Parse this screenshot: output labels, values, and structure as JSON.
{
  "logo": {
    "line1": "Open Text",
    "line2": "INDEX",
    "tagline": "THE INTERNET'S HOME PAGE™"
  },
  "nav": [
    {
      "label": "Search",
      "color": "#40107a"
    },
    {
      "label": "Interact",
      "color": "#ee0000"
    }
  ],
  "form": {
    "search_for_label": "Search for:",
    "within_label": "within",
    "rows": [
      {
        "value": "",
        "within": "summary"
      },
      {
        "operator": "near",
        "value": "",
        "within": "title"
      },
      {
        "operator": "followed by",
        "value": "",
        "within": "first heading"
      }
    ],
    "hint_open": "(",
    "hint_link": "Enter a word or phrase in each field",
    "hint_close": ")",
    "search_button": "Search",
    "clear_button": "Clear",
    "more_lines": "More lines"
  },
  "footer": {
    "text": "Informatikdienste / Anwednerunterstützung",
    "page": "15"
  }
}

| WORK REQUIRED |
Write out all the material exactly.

| ANSWER AREA |
Parse this screenshot: output labels, values, and structure as JSON.
{
  "logo": {
    "line1": "Open Text",
    "line2": "INDEX",
    "tagline": "THE INTERNET'S HOME PAGE™"
  },
  "nav": [
    {
      "label": "Search",
      "color": "#40107a"
    },
    {
      "label": "Interact",
      "color": "#ee0000"
    }
  ],
  "form": {
    "search_for_label": "Search for:",
    "within_label": "within",
    "rows": [
      {
        "value": "",
        "within": "summary"
      },
      {
        "operator": "near",
        "value": "",
        "within": "title"
      },
      {
        "operator": "followed by",
        "value": "",
        "within": "first heading"
      }
    ],
    "hint_open": "(",
    "hint_link": "Enter a word or phrase in each field",
    "hint_close": ")",
    "search_button": "Search",
    "clear_button": "Clear",
    "more_lines": "More lines"
  },
  "footer": {
    "text": "Informatikdienste / Anwednerunterstützung",
    "page": "15"
  }
}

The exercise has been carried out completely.